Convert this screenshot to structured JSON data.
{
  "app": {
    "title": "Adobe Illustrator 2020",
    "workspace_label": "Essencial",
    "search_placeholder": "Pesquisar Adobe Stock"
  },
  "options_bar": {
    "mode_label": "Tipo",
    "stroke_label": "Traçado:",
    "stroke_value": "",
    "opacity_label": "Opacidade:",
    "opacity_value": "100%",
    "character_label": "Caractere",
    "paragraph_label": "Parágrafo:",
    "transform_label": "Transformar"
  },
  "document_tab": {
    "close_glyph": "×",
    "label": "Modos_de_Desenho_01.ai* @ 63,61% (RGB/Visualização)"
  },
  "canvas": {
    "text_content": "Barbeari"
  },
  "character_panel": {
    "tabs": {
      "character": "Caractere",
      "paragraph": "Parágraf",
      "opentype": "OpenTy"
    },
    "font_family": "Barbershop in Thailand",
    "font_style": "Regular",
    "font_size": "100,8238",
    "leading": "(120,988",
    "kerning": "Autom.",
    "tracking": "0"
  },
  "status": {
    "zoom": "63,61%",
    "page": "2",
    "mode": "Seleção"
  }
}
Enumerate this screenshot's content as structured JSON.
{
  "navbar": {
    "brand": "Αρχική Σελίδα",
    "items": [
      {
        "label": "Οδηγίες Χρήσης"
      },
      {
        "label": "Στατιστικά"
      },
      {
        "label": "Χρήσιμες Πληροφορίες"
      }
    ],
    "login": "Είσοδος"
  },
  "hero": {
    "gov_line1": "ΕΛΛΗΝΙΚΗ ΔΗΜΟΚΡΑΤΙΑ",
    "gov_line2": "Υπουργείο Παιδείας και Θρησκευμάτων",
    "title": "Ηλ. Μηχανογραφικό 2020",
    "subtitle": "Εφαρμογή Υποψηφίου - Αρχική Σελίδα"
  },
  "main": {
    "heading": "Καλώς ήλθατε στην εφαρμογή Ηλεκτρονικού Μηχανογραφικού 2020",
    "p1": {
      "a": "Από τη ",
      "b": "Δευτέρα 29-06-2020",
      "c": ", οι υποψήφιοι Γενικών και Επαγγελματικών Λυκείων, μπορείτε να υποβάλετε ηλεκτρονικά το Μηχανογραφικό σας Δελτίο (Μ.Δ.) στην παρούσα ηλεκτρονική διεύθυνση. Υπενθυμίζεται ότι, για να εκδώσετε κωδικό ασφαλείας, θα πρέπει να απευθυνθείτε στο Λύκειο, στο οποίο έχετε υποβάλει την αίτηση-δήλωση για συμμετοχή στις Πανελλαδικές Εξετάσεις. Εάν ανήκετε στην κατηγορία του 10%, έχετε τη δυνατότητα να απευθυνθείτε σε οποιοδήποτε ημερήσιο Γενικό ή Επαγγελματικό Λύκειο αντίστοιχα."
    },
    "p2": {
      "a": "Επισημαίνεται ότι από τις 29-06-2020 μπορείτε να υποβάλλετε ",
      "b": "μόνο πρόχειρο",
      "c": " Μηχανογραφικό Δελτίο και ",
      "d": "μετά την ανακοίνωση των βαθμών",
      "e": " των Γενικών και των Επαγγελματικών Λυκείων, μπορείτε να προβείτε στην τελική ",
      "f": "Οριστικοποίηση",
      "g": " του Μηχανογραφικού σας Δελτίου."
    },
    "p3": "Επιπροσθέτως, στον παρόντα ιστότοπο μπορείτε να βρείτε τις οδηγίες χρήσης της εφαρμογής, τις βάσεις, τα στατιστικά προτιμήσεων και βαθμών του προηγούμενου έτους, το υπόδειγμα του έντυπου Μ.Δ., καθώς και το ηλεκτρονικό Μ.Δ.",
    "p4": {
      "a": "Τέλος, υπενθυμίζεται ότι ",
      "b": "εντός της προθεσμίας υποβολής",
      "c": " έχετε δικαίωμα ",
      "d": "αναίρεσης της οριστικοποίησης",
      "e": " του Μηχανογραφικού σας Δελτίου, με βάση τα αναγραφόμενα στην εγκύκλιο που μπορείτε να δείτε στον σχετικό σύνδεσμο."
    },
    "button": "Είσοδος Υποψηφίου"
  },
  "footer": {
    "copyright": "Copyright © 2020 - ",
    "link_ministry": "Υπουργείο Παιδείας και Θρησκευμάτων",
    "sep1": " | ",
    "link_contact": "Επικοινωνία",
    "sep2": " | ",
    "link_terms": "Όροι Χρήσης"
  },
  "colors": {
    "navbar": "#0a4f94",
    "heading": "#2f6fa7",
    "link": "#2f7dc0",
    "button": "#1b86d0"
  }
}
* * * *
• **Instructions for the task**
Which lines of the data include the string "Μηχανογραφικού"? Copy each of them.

• **Answer for this exercise**
    "heading": "Καλώς ήλθατε στην εφαρμογή Ηλεκτρονικού Μηχανογραφικού 2020",
      "g": " του Μηχανογραφικού σας Δελτίου."
      "e": " του Μηχανογραφικού σας Δελτίου, με βάση τα αναγραφόμενα στην εγκύκλιο που μπορείτε να δείτε στον σχετικό σύνδεσμο."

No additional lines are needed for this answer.